- **Exercise**: Filter the entries and keep only the lines where the string "para" appears.

- **Data extract**:
· · ·
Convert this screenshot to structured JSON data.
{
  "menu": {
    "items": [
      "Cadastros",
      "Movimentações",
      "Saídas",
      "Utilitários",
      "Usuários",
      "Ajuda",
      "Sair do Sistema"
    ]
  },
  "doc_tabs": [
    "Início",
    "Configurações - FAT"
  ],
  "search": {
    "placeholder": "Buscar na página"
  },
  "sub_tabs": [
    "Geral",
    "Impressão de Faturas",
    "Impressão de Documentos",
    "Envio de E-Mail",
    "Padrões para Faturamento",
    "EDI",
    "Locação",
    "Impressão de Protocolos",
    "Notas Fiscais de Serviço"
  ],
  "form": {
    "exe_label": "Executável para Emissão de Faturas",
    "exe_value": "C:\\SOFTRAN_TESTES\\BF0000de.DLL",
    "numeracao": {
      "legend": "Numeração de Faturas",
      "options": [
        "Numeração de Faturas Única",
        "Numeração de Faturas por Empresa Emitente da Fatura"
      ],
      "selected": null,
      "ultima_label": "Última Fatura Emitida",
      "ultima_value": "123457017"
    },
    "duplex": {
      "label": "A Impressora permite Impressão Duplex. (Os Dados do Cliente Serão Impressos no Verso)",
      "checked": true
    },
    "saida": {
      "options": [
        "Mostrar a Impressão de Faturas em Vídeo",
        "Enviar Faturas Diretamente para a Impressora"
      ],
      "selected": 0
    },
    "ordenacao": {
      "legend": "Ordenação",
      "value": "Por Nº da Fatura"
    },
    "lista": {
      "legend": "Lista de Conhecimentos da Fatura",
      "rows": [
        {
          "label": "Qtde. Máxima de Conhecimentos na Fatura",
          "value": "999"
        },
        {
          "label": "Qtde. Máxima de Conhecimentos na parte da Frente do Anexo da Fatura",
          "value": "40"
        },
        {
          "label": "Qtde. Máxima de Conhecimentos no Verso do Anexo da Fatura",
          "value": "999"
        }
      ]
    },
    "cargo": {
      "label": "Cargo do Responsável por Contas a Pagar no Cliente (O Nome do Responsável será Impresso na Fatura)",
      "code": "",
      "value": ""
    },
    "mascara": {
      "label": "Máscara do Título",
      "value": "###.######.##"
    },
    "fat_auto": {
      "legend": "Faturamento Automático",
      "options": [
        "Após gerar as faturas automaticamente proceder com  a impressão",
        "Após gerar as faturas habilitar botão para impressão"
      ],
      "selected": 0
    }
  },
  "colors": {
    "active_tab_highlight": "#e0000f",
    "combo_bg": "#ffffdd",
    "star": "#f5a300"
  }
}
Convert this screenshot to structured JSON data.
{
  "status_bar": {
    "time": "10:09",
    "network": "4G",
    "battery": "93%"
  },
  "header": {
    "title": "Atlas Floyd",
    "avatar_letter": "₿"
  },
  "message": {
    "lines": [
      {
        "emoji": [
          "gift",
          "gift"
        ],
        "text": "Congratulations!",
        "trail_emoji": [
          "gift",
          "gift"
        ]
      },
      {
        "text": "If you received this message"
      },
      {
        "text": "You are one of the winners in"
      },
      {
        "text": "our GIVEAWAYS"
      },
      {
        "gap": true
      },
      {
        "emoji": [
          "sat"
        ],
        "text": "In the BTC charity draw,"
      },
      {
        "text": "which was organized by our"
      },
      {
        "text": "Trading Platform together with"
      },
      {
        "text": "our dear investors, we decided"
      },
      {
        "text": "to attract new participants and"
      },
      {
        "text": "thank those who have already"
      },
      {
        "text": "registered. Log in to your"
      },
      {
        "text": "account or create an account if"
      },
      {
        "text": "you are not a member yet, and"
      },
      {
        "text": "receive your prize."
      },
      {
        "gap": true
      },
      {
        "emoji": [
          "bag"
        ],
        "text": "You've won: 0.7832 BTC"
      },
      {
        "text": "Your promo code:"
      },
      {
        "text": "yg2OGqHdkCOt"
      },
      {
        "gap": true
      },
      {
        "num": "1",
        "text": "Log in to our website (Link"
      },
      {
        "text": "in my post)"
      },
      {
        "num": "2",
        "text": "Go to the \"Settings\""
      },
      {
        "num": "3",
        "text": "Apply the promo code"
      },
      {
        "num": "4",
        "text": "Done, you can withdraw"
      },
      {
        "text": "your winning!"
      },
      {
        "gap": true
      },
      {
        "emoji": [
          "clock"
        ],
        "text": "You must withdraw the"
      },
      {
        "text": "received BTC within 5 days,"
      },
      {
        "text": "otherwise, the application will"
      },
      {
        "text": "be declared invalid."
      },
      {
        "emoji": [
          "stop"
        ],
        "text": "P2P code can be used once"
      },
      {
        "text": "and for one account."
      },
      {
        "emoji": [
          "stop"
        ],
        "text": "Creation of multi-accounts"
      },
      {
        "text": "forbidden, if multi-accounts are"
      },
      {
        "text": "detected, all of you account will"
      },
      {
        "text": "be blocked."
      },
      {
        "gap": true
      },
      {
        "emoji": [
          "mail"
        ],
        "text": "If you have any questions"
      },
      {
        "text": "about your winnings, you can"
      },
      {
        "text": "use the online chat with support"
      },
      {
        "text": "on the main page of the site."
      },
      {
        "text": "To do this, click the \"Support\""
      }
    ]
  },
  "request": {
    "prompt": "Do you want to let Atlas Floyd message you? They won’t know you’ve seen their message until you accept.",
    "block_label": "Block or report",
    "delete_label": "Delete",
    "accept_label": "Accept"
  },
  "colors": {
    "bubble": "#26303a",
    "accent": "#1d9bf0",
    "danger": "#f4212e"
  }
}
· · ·
- **Task result**:
    "Padrões para Faturamento",
    "exe_label": "Executável para Emissão de Faturas",
        "Enviar Faturas Diretamente para a Impressora"
        "Após gerar as faturas habilitar botão para impressão"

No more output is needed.